Exactly as written, set down every entry once more.

=====

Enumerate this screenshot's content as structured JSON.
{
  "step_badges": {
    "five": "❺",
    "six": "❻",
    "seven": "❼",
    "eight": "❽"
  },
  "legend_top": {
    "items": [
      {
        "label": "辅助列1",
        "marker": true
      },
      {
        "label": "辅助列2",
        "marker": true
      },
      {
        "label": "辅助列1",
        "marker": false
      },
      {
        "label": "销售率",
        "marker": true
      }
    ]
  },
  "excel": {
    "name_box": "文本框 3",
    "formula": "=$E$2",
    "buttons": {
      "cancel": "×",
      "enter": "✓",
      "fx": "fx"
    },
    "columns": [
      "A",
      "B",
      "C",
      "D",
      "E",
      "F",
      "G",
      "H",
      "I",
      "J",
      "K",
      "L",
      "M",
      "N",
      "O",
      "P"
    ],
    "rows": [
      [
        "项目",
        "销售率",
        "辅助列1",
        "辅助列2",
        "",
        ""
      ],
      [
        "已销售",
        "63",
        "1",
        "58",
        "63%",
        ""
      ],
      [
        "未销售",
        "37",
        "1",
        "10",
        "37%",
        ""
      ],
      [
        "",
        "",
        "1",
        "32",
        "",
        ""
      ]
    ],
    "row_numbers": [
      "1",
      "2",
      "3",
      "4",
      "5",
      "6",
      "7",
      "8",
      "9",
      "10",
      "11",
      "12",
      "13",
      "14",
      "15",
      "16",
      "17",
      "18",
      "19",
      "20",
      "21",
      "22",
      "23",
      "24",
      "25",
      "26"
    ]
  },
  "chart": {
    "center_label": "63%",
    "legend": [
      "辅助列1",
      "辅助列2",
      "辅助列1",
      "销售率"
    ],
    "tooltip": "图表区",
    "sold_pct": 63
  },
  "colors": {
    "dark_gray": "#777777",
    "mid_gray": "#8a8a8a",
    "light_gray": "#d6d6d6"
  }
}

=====

* [Result of the task]:
Enumerate this screenshot's content as structured JSON.
{
  "step_badges": {
    "five": "❺",
    "six": "❻",
    "seven": "❼",
    "eight": "❽"
  },
  "legend_top": {
    "items": [
      {
        "label": "辅助列1",
        "marker": true
      },
      {
        "label": "辅助列2",
        "marker": true
      },
      {
        "label": "辅助列1",
        "marker": false
      },
      {
        "label": "销售率",
        "marker": true
      }
    ]
  },
  "excel": {
    "name_box": "文本框 3",
    "formula": "=$E$2",
    "buttons": {
      "cancel": "×",
      "enter": "✓",
      "fx": "fx"
    },
    "columns": [
      "A",
      "B",
      "C",
      "D",
      "E",
      "F",
      "G",
      "H",
      "I",
      "J",
      "K",
      "L",
      "M",
      "N",
      "O",
      "P"
    ],
    "rows": [
      [
        "项目",
        "销售率",
        "辅助列1",
        "辅助列2",
        "",
        ""
      ],
      [
        "已销售",
        "63",
        "1",
        "58",
        "63%",
        ""
      ],
      [
        "未销售",
        "37",
        "1",
        "10",
        "37%",
        ""
      ],
      [
        "",
        "",
        "1",
        "32",
        "",
        ""
      ]
    ],
    "row_numbers": [
      "1",
      "2",
      "3",
      "4",
      "5",
      "6",
      "7",
      "8",
      "9",
      "10",
      "11",
      "12",
      "13",
      "14",
      "15",
      "16",
      "17",
      "18",
      "19",
      "20",
      "21",
      "22",
      "23",
      "24",
      "25",
      "26"
    ]
  },
  "chart": {
    "center_label": "63%",
    "legend": [
      "辅助列1",
      "辅助列2",
      "辅助列1",
      "销售率"
    ],
    "tooltip": "图表区",
    "sold_pct": 63
  },
  "colors": {
    "dark_gray": "#777777",
    "mid_gray": "#8a8a8a",
    "light_gray": "#d6d6d6"
  }
}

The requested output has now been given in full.